*** Block opens ***

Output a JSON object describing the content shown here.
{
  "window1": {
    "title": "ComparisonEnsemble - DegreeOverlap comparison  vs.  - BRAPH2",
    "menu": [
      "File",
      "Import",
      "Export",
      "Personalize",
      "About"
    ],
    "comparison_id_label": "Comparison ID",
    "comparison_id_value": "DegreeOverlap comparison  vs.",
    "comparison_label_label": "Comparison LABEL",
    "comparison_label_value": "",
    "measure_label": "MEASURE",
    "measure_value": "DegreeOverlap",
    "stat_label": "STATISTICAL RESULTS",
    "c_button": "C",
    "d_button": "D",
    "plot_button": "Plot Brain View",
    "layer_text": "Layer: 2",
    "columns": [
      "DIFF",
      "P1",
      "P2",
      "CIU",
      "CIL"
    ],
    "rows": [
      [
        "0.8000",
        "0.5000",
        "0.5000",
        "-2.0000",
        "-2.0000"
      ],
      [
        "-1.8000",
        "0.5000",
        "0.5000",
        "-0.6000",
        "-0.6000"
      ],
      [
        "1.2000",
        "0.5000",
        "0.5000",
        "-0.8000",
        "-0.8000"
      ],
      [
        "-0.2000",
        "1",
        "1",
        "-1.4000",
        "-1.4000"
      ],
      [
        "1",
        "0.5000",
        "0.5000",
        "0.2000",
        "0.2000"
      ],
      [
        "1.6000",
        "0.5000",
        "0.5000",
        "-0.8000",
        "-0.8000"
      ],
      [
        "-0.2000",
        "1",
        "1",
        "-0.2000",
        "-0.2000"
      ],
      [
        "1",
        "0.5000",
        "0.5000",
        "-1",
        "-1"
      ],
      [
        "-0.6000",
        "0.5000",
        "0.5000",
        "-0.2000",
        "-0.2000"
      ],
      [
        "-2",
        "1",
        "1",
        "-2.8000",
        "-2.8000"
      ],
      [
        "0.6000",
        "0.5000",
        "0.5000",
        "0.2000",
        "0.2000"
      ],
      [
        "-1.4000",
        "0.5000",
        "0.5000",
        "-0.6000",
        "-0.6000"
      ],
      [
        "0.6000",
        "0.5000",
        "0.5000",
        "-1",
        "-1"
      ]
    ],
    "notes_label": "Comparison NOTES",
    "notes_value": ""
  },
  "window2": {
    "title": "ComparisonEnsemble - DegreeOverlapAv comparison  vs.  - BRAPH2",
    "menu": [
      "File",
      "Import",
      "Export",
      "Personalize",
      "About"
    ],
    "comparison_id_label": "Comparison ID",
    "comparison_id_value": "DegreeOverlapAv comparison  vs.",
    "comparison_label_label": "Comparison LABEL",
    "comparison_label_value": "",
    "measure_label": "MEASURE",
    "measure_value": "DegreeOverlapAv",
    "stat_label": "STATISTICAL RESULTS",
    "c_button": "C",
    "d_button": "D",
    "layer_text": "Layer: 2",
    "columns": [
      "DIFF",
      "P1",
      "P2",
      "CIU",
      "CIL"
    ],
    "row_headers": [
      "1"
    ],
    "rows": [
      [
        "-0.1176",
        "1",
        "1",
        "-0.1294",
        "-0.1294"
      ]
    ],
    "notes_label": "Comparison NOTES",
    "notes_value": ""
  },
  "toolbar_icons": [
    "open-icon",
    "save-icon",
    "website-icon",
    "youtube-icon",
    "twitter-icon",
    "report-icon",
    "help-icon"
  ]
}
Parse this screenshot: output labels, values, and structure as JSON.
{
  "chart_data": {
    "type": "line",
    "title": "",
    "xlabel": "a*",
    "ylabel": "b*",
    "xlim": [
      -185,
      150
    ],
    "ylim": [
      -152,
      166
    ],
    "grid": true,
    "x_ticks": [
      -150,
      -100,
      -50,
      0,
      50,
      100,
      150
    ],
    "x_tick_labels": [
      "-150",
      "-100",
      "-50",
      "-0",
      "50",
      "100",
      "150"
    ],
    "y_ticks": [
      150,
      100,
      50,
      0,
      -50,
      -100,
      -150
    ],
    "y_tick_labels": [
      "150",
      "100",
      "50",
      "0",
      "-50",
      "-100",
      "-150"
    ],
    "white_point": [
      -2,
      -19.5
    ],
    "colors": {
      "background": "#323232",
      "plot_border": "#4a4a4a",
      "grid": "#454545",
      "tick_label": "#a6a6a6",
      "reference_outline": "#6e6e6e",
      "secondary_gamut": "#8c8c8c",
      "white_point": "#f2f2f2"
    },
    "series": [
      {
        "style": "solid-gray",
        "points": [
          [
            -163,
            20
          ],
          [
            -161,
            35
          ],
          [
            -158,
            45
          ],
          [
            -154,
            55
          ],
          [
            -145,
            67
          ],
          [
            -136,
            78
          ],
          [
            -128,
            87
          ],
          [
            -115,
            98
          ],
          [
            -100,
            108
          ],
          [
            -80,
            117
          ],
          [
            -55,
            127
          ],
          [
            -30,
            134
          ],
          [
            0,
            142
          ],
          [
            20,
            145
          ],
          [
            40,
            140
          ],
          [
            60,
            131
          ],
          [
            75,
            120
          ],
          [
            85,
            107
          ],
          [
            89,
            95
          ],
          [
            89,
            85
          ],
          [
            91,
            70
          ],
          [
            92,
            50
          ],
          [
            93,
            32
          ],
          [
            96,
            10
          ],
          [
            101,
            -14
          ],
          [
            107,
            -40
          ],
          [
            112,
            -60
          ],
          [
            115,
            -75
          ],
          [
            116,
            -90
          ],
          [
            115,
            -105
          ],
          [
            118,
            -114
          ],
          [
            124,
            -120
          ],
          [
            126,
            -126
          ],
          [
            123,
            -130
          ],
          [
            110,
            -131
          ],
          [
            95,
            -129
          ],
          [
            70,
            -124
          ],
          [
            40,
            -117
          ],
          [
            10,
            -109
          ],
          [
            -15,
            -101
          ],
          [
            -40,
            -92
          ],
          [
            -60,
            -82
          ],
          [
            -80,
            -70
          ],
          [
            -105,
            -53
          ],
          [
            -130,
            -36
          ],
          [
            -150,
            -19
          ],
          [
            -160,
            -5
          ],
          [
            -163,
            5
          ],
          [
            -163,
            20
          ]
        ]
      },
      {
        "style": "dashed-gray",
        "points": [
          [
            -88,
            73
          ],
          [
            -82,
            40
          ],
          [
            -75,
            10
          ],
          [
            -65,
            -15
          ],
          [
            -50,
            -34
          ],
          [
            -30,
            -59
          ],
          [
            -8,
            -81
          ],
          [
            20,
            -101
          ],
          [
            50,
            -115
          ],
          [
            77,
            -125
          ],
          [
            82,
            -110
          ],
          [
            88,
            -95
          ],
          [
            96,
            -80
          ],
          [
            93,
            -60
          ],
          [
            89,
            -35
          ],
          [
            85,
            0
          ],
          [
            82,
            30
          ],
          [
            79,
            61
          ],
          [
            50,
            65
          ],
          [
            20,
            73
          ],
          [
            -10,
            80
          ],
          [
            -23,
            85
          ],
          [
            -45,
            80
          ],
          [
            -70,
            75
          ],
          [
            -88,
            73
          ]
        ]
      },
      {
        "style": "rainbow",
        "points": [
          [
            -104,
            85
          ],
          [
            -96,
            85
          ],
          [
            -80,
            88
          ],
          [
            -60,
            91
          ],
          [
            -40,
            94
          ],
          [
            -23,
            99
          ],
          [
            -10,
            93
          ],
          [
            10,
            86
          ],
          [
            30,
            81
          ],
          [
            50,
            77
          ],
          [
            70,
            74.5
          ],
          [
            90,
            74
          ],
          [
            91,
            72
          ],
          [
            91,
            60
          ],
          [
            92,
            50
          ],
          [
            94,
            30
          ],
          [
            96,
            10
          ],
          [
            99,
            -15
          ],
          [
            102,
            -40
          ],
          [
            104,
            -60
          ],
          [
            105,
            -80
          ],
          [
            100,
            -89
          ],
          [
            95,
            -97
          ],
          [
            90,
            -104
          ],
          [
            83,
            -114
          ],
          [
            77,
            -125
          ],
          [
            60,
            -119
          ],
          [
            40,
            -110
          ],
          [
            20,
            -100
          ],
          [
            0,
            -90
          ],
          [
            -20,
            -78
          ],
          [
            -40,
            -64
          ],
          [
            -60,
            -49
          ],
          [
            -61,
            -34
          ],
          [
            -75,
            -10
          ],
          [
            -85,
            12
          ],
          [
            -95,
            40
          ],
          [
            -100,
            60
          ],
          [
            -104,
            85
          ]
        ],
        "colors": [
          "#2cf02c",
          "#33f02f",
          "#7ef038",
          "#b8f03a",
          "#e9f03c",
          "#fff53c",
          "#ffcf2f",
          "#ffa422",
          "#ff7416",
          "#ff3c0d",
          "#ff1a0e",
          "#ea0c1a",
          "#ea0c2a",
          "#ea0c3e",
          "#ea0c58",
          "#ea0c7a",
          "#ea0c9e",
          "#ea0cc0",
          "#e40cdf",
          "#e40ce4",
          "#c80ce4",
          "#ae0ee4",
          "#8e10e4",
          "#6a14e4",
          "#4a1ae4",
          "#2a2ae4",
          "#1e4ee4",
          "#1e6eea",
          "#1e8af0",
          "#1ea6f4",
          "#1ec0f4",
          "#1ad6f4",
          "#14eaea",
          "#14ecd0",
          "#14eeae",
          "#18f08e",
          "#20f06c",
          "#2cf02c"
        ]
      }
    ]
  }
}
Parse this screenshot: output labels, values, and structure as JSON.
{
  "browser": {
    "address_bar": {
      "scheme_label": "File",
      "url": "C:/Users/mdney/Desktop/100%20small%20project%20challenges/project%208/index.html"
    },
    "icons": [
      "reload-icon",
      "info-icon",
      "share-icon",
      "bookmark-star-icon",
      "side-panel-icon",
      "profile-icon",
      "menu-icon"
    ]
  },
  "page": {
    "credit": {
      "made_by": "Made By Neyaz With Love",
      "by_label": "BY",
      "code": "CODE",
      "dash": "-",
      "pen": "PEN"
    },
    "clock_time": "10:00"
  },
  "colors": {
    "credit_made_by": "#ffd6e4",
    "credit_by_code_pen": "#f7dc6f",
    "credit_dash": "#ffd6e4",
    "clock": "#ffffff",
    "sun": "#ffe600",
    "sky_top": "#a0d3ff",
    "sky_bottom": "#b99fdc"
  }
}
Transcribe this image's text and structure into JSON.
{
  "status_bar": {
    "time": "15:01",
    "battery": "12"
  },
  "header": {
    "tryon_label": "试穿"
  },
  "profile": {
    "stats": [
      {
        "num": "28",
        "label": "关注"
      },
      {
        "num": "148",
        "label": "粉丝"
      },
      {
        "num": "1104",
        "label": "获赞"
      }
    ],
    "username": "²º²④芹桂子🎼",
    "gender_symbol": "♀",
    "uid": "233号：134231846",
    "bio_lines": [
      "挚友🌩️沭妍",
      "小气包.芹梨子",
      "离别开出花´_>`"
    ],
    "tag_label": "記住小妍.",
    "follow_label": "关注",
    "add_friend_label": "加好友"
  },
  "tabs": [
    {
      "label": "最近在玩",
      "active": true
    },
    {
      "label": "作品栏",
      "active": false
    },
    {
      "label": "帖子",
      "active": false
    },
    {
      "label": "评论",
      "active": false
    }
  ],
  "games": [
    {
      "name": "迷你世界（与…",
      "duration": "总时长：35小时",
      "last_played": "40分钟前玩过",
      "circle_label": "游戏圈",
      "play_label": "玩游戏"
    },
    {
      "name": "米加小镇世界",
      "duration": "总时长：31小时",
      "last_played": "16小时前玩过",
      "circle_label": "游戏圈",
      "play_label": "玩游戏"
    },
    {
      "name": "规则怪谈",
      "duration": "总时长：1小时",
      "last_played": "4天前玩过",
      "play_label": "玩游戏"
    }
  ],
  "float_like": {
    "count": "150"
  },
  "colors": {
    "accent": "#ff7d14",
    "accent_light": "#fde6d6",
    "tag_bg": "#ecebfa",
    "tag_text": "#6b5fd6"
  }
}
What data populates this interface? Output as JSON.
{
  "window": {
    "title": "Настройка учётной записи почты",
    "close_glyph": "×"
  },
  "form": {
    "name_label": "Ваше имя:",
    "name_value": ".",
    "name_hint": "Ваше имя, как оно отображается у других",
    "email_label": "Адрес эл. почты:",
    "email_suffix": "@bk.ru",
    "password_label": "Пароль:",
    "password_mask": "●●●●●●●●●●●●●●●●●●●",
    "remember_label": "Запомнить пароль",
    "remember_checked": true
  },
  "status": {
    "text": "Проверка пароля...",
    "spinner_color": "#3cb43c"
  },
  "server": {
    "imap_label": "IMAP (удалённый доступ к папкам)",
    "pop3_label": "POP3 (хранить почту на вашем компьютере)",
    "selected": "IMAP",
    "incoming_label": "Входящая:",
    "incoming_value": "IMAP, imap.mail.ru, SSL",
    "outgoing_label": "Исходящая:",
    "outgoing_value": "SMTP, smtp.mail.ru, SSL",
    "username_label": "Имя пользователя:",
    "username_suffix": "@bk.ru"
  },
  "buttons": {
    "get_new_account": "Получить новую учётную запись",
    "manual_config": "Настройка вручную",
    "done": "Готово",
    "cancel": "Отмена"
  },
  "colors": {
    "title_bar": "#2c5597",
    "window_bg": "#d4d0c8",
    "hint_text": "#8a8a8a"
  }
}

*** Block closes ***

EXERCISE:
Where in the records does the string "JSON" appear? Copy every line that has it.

SOLUTION TO THIS PROBLEM:
Output a JSON object describing the content shown here.
Parse this screenshot: output labels, values, and structure as JSON.
Parse this screenshot: output labels, values, and structure as JSON.
Transcribe this image's text and structure into JSON.
What data populates this interface? Output as JSON.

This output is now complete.